[What to do] Find each line below that includes "heading", then copy it.

[Excerpted data]
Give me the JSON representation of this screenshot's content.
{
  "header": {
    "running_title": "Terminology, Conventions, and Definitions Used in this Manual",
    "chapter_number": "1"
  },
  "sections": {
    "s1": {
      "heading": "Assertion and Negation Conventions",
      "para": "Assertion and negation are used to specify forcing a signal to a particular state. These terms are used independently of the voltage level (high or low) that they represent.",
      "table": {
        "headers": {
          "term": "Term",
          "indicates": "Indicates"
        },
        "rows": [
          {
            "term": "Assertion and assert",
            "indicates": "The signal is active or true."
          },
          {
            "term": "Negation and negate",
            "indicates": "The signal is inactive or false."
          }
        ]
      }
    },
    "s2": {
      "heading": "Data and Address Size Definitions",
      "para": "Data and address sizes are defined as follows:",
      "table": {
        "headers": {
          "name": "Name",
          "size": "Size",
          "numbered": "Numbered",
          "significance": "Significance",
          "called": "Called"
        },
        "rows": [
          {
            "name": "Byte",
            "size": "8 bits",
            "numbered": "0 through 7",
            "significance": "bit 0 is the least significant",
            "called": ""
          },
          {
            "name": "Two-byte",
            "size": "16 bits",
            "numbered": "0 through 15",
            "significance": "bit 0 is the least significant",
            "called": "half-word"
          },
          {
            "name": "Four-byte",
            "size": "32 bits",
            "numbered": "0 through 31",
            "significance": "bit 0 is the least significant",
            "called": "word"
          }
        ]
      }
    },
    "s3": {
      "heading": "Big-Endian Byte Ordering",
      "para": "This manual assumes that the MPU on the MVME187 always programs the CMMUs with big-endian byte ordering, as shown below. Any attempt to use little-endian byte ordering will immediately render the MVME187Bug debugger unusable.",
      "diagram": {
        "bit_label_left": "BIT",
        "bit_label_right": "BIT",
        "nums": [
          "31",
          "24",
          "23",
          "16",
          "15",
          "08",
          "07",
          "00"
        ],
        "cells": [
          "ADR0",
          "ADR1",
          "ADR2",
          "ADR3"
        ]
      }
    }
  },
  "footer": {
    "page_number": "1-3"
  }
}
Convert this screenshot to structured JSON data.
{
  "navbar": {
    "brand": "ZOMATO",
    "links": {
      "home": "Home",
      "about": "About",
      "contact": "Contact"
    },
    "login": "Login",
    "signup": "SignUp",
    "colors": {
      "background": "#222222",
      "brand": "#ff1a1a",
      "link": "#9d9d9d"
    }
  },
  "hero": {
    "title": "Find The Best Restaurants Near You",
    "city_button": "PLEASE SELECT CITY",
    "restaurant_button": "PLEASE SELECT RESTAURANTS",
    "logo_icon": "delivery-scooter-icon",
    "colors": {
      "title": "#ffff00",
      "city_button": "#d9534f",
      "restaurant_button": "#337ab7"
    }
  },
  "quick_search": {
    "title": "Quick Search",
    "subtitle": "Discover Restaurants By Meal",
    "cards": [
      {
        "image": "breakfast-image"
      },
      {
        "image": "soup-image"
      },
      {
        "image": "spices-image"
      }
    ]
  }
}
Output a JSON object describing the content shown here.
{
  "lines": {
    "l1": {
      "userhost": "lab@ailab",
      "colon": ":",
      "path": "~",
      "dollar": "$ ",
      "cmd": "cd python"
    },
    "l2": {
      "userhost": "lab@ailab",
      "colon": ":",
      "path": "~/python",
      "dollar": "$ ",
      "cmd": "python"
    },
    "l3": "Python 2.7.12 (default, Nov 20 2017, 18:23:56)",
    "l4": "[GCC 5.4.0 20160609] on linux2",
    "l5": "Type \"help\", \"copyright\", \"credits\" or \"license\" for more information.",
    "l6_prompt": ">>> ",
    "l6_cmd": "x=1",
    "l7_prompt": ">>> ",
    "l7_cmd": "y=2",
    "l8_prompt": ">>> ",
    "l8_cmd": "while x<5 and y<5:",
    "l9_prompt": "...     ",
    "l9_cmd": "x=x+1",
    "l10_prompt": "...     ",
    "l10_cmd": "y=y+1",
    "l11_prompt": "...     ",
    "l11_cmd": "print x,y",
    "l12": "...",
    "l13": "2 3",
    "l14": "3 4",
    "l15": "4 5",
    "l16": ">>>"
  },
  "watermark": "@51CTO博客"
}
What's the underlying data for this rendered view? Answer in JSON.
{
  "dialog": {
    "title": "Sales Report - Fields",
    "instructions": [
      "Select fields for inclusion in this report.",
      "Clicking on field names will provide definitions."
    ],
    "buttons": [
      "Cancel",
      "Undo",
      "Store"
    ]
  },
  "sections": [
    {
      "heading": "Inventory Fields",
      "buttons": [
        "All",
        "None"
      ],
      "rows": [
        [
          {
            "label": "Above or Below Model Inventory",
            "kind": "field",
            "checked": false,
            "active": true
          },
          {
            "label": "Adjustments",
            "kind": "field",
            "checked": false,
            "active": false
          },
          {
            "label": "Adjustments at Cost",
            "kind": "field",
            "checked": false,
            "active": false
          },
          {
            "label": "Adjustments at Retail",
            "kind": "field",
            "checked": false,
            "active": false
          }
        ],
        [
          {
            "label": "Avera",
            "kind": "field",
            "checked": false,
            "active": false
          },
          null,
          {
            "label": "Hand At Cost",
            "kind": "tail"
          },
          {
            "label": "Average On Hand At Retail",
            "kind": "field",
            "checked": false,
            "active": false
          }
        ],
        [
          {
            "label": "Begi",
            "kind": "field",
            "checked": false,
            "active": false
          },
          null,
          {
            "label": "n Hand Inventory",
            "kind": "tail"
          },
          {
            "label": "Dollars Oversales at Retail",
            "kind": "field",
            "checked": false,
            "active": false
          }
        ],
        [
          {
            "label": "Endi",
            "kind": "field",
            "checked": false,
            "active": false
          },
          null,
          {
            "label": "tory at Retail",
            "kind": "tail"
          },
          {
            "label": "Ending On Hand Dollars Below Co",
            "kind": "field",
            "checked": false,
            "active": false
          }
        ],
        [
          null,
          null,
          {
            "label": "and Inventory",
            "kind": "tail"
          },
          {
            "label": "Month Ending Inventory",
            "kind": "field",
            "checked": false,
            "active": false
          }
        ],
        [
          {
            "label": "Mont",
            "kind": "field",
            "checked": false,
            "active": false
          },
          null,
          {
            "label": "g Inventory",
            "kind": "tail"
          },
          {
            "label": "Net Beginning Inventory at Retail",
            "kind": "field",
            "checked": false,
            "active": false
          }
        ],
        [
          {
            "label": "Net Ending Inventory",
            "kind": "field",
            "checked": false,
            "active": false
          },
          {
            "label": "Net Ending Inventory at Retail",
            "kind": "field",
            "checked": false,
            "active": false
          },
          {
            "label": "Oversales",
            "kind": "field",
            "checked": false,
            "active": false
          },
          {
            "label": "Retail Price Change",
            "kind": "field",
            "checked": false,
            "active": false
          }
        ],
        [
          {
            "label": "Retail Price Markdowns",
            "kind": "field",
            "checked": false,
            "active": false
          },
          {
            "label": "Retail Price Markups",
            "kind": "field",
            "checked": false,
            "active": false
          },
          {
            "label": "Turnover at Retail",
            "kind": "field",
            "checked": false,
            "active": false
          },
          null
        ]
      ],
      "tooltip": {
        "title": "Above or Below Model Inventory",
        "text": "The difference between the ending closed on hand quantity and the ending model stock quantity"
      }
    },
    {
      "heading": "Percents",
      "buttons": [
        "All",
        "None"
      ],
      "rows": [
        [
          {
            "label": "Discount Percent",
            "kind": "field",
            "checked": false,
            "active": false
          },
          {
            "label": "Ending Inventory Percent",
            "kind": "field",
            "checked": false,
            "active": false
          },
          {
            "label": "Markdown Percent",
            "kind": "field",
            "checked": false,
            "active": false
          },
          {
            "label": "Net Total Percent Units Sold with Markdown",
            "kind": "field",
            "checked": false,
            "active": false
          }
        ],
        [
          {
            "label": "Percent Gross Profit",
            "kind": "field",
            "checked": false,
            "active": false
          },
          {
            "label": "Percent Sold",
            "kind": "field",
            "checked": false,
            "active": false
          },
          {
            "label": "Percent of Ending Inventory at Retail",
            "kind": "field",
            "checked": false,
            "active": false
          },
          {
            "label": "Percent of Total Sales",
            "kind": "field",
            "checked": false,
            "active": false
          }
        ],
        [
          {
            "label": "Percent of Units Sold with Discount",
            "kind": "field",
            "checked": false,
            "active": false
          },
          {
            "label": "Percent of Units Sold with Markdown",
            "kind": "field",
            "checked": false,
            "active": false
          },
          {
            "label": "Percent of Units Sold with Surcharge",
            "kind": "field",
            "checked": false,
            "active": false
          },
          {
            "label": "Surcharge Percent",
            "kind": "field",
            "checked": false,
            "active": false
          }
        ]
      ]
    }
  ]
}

[Answer to the exercise]
      "heading": "Assertion and Negation Conventions",
      "heading": "Data and Address Size Definitions",
      "heading": "Big-Endian Byte Ordering",
      "heading": "Inventory Fields",
      "heading": "Percents",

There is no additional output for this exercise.